Page 82 - And his Catholic Majesty, conformably to the spirit of this article, and to the principles of humanity with which he is animated, having never lost sight of an object so interesting to him, and being desirous of hastening the moment of its attainment, has resolved to co-operate with his Britannic Majesty in the cause of humanity, by adopting, in concert with his said majesty, efficacious means for bringing about the abolition of the slave trade, for effectually suppressing illicit...
Page 277 - Jamaica Movement (The) for promoting the enforcement of the Slave Trade Treaties and the Suppression of the Slave Trade.
Page 50 - Derecho de alcabala de primera venta. 3' Como la gracia de este comercio se dirige al fomento de la agricultura, permito a mis Vasallos, que además del Renglón de Negros, puedan también retornar herramientas para la labranza, máquinas y utensilios para los ingenios, satisfaciendo los Derechos que estaban en práctica antes de la citada Real Cédula de...
Page 191 - The United States, on the other hand, would, by the proposed convention, disable themselves from making an acquisition which might take place without any disturbance of existing foreign relations, and in the natural order of things. The Island of Cuba lies at our doors. It commands the approach to the Gulf of Mexico, which washes the shores of five of our states. It bars the entrance of that great river which drains half the North American continent, and with its tributaries forms the largest system...
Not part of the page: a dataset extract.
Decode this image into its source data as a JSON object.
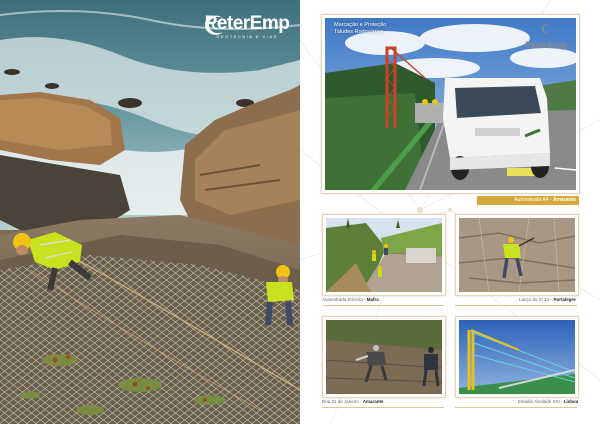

Page 279 - Doran). The History of the Republic of Texas, from the Discovery of the Country to the Present Time, and the Cause of her Separation from the Republic of Mexico.
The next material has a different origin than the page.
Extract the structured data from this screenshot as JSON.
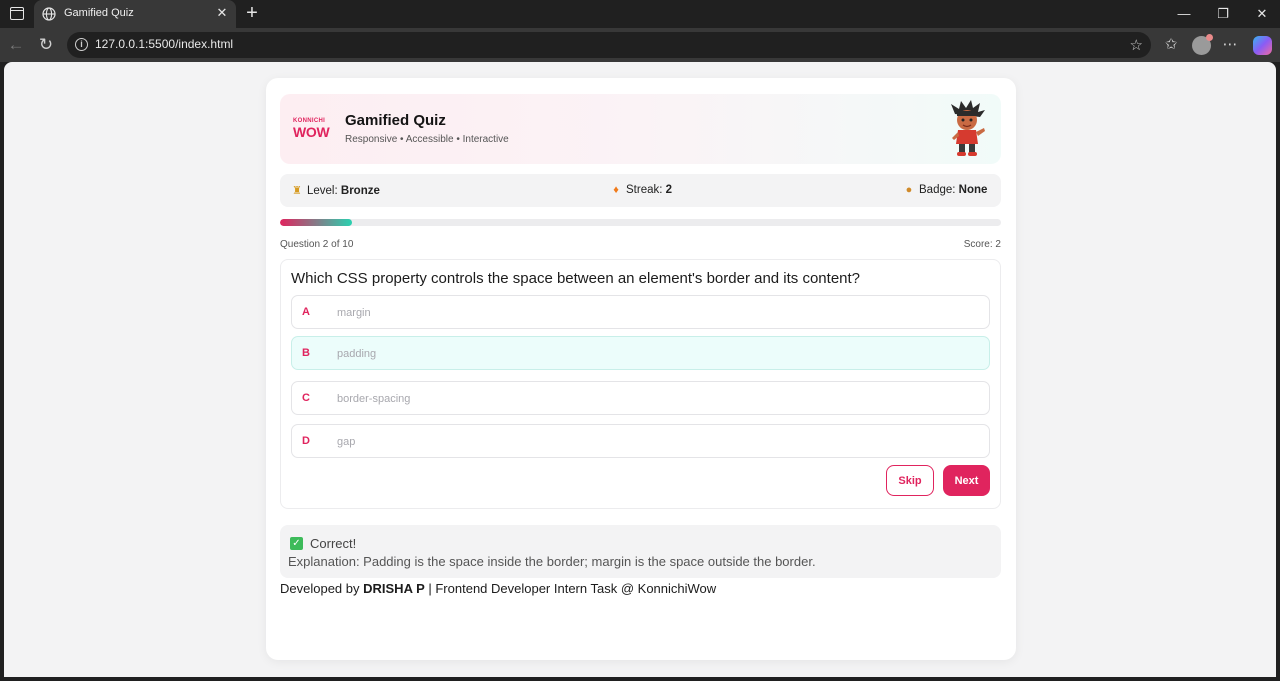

Page 189 - Tho high contracting parties hereby severally and collectively disclaim, both now and for hereafter, all intention to obtain possession of the island of Cuba; and they respectively bind themselves to discountenance all attempts to that effect on the part of any power or individuals whatever.
Page 191 - Territorially and commercially, it would in our hands be an extremely valuable possession. Under certain contingencies it might be almost essential to our safety. Still, for domestic reasons, on which in a communication of this kind it might not be proper to dwell, the President thinks that the incorporation of the island into the Union at the present time, although effected with the consent of Spain, would be a hazardous measure, and he would consider its acquisition by force, except in a just war...
Page 280 - TRAVELS IN THE UNITED STATES during the Years 1834, 5, 6, including a Summer Residence with the Pawnee Indians and a Visit to Cuba and the Azores. By the Hon. CHARLES AUGUSTUS MURRAY.
Page 188 - My only object is to obtain full and accurate information in regard to every movement which England may make with reference to Cuba, whether designed to obtain a transfer of that island to herself, or to obtain a control over the policy of Spain in regard to it, or to affect the institution of African slavery now existing there.
Page 99 - ... with the local government. The tone it takes, and the apparent insufficiency of naval police, seem to have given encouragement to illegal traffic, which, even in the supposition of the zealous and unimpeded vigilance of both, it would too strongly meet with in the enormous profits usually realised by slave dealing.